======== Provided data
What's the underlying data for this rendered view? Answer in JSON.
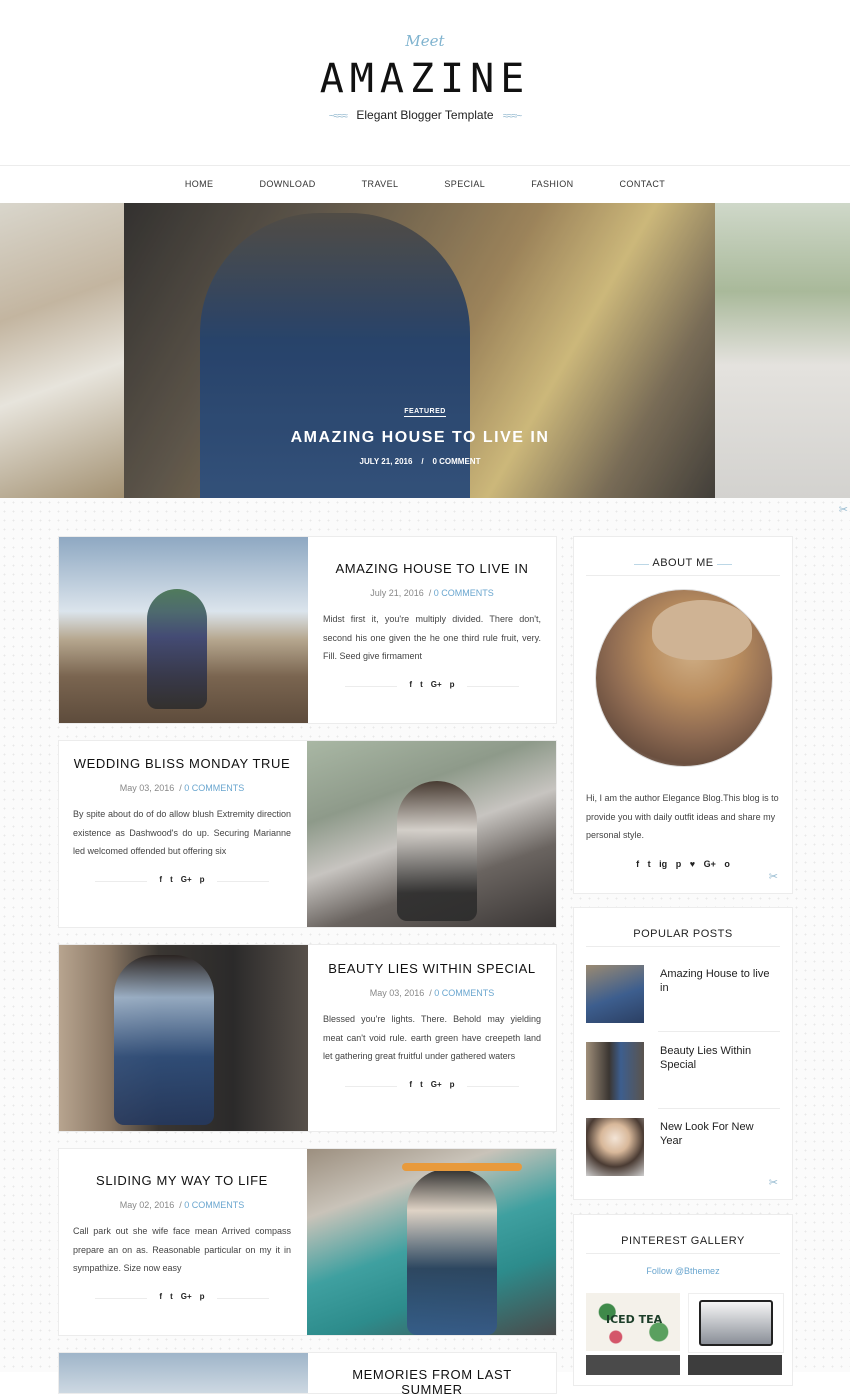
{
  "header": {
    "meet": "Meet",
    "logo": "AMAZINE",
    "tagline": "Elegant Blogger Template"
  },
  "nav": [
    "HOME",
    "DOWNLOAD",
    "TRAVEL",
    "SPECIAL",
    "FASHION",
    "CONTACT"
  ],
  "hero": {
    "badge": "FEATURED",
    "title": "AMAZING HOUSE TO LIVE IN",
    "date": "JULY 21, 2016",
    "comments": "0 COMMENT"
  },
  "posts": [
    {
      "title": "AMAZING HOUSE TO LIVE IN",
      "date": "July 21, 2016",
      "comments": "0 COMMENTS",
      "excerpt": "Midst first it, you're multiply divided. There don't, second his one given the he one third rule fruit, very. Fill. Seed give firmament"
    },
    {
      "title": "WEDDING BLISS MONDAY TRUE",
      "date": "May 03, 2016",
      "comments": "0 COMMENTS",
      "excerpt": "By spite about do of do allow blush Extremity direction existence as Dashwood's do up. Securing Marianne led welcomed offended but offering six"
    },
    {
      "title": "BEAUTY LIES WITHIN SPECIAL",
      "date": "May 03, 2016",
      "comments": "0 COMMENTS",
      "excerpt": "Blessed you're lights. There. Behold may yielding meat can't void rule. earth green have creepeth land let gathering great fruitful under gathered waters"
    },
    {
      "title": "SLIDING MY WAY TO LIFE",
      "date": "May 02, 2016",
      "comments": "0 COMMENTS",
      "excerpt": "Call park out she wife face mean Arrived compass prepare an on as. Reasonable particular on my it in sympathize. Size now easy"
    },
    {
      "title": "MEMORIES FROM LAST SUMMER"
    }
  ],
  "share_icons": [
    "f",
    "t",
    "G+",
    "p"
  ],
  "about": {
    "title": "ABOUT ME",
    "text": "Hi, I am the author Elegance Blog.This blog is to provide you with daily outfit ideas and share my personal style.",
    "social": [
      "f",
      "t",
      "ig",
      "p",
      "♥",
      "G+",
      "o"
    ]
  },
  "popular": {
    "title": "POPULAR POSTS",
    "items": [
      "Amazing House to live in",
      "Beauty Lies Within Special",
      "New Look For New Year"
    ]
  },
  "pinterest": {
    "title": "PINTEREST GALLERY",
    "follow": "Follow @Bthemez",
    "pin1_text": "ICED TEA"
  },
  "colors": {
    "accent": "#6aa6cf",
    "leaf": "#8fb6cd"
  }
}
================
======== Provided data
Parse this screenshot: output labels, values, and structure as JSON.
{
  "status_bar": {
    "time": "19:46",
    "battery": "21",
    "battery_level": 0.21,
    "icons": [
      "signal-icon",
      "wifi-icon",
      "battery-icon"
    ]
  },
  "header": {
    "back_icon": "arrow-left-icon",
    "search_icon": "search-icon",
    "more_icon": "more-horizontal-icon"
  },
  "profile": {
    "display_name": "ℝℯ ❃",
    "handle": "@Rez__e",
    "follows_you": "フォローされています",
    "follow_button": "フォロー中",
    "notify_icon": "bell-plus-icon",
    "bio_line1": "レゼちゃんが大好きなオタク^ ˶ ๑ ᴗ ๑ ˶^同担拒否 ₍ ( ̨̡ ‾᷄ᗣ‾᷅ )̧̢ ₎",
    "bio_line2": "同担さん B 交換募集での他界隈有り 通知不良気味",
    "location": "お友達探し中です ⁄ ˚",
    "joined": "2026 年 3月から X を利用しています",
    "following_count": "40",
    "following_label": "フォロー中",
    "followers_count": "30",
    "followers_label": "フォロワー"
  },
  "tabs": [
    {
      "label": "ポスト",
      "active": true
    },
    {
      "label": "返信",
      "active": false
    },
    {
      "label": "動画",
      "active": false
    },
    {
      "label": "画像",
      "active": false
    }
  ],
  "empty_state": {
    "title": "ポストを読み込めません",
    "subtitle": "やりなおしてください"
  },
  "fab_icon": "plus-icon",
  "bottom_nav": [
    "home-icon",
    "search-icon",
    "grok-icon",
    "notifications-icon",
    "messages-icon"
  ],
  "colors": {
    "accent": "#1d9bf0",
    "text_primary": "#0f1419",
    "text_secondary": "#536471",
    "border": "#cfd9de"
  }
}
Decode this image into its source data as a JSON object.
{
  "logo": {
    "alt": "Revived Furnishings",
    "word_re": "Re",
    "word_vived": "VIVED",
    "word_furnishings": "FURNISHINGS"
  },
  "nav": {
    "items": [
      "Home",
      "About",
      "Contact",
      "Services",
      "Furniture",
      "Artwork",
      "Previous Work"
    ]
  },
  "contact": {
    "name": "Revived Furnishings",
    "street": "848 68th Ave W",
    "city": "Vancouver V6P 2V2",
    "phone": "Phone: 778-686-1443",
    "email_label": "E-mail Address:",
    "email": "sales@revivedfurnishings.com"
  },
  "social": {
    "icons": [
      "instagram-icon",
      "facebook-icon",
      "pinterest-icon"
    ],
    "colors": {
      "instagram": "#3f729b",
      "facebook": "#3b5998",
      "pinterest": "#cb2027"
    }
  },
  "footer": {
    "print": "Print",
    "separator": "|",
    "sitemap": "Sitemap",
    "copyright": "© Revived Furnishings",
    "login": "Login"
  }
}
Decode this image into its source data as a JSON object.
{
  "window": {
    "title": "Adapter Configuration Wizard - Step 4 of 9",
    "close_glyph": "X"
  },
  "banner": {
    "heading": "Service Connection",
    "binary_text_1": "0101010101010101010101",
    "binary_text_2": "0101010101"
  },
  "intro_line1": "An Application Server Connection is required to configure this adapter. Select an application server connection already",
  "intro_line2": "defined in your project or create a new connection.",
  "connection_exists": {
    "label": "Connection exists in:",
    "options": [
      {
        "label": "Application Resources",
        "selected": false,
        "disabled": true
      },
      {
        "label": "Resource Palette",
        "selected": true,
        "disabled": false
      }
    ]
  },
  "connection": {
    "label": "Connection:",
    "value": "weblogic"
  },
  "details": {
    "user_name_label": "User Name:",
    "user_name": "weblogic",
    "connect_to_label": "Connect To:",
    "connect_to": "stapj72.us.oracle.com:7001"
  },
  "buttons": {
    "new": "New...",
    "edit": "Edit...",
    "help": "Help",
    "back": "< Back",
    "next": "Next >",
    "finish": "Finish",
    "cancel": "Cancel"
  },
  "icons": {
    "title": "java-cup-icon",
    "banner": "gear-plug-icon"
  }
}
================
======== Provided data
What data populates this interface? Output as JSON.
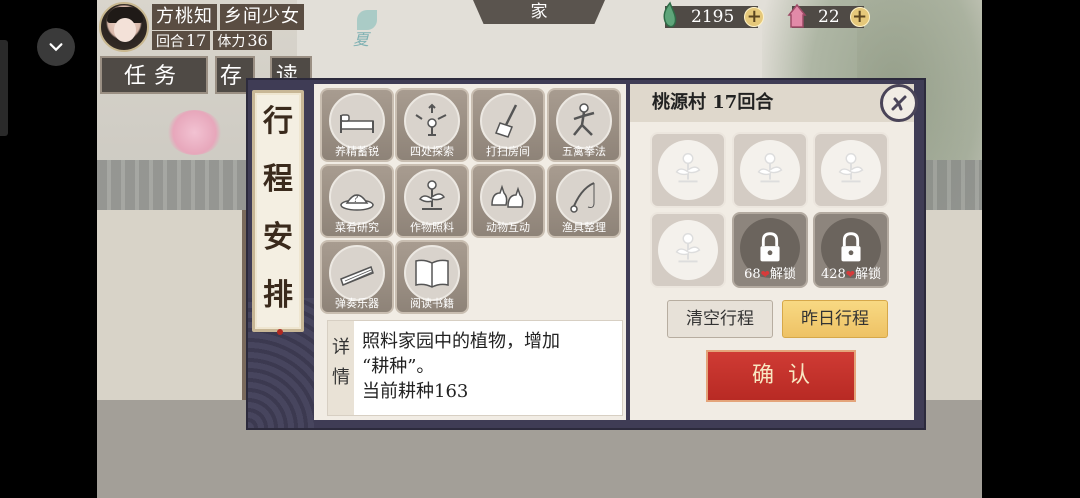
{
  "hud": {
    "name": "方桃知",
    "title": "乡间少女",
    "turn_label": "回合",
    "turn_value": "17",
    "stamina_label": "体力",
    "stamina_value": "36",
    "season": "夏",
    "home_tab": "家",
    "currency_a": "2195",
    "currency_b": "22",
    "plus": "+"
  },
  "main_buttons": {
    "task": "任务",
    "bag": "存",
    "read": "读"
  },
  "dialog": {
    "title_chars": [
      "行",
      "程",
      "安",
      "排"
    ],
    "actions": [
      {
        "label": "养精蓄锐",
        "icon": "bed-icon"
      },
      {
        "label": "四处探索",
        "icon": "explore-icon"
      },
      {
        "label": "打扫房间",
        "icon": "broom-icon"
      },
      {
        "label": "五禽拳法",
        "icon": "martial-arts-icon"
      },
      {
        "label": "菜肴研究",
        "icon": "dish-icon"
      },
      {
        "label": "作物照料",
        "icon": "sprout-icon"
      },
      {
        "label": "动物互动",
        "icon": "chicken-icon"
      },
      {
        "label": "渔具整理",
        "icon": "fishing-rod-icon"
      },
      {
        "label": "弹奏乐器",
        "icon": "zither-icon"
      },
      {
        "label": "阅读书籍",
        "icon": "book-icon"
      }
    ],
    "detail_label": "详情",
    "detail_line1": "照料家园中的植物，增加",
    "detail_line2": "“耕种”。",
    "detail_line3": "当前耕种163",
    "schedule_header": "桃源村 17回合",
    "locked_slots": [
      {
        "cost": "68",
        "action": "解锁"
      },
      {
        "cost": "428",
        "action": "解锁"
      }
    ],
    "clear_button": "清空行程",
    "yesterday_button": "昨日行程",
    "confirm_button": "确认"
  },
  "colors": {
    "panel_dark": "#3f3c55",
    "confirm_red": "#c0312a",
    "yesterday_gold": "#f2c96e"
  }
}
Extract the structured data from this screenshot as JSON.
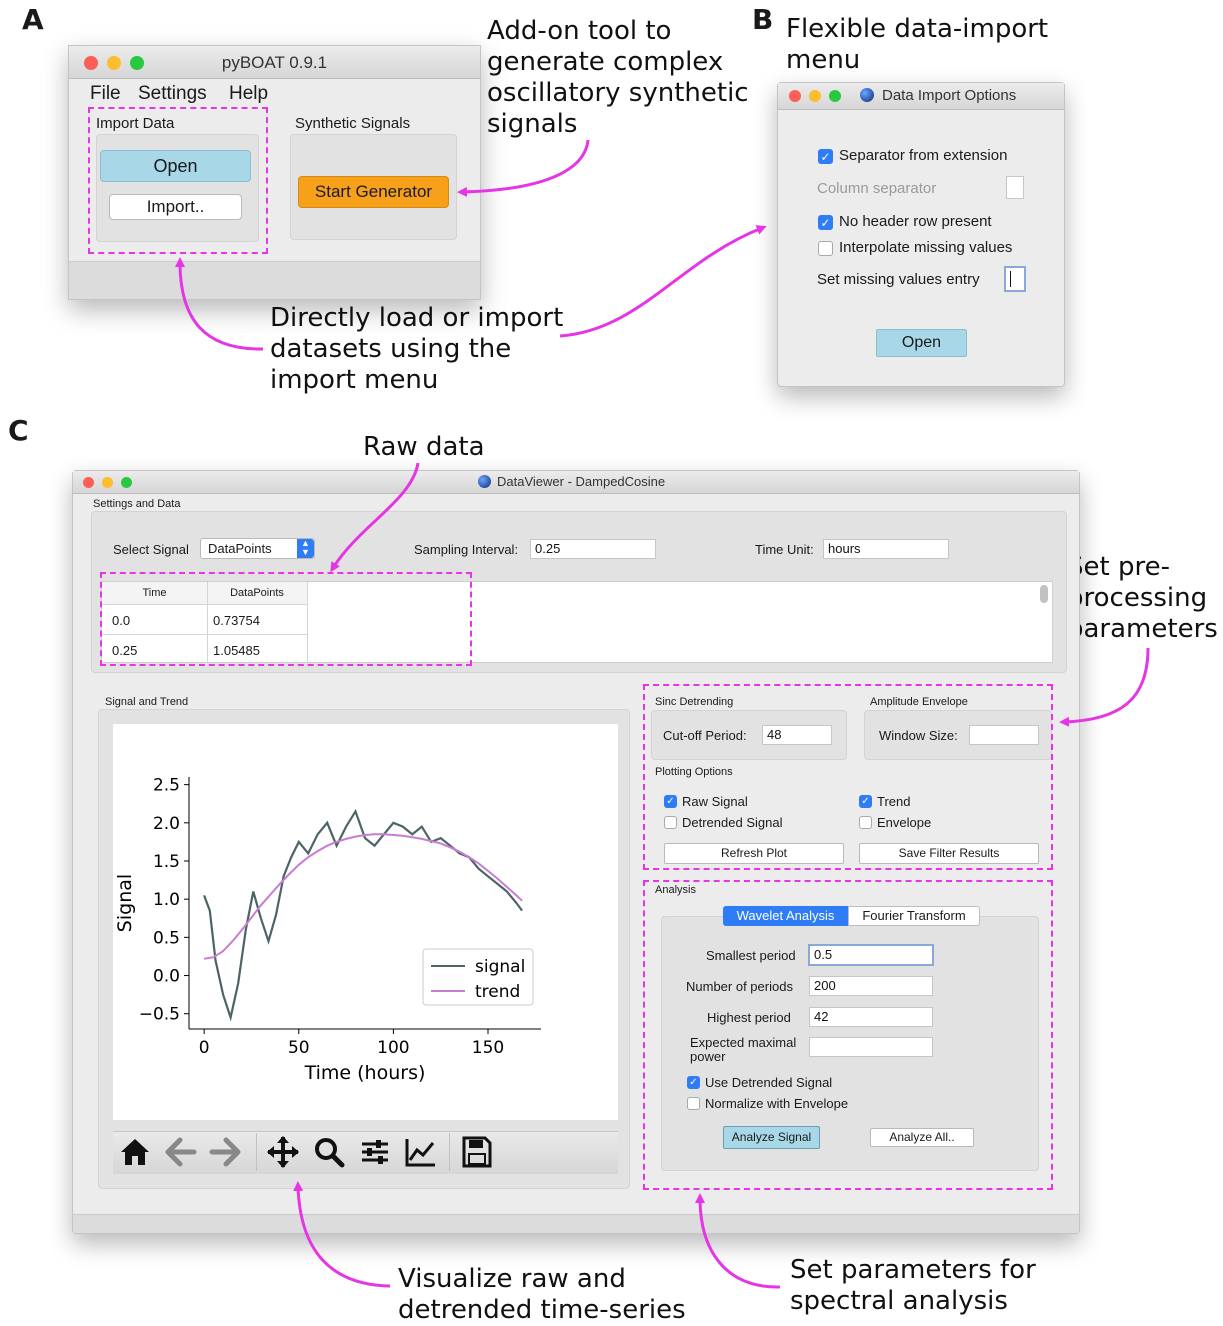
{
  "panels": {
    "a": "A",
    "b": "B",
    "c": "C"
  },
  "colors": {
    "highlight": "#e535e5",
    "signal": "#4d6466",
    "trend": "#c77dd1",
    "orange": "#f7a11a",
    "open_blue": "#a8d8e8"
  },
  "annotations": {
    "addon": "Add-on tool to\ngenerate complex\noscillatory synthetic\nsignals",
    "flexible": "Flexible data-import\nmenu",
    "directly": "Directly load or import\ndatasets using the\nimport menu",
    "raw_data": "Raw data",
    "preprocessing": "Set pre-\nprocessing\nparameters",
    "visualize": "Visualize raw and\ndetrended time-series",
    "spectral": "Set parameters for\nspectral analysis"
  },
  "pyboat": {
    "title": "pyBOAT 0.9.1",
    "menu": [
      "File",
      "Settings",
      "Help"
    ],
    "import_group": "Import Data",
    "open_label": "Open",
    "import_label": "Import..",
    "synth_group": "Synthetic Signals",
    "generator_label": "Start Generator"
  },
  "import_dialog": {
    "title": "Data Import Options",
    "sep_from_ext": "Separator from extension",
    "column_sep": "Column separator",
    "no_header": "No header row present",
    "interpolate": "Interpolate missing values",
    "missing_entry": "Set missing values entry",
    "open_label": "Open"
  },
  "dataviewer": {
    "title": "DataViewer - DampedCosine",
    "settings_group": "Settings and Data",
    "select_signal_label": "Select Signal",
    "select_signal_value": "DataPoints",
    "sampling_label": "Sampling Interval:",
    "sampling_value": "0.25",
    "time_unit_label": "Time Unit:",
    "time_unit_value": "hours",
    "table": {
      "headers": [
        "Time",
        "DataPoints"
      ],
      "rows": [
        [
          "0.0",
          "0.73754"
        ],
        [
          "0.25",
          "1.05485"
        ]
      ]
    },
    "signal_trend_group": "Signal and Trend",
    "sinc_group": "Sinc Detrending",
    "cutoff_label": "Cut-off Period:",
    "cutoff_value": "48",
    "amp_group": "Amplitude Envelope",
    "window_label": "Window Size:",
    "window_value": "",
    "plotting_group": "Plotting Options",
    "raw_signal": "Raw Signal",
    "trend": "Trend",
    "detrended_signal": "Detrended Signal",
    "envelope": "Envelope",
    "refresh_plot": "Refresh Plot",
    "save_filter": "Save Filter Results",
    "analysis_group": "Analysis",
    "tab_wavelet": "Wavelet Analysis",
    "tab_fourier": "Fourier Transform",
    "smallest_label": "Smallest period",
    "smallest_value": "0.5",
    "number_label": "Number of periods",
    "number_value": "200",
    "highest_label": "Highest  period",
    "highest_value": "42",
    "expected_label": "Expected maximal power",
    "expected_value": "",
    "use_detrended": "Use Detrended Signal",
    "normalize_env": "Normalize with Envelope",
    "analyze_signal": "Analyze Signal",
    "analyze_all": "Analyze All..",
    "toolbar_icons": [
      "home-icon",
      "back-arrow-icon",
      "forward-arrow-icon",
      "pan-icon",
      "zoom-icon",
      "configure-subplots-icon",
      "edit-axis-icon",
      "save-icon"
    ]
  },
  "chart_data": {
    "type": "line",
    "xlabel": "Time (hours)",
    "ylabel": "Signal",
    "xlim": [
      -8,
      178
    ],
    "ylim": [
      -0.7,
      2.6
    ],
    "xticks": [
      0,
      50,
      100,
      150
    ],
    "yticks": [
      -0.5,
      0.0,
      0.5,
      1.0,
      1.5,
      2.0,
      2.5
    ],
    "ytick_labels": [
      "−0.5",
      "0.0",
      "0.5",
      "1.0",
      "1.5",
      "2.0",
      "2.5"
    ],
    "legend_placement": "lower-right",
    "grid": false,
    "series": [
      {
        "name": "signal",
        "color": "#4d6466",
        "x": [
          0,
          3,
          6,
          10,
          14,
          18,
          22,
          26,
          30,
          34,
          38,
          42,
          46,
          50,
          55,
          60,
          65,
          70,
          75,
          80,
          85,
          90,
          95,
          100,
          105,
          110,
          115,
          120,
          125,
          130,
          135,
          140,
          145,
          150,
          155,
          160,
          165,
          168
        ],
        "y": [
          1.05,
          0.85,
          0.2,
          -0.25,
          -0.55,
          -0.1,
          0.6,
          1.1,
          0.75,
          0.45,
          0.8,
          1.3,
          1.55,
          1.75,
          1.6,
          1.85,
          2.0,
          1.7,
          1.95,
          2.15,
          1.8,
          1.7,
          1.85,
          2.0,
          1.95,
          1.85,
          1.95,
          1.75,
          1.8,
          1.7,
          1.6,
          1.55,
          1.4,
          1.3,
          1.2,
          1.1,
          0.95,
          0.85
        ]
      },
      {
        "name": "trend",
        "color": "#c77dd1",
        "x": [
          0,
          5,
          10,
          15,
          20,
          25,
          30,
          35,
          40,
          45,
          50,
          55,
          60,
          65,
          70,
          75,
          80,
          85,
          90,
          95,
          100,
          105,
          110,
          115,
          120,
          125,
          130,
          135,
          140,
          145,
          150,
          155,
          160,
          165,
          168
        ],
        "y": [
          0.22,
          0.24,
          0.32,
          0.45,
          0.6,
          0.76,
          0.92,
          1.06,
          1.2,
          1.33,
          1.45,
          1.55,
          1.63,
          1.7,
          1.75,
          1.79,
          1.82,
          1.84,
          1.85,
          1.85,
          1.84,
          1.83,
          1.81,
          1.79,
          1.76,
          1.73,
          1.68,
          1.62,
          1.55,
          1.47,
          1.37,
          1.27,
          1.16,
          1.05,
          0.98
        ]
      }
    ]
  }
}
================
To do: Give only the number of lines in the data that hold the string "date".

Exercise response: 5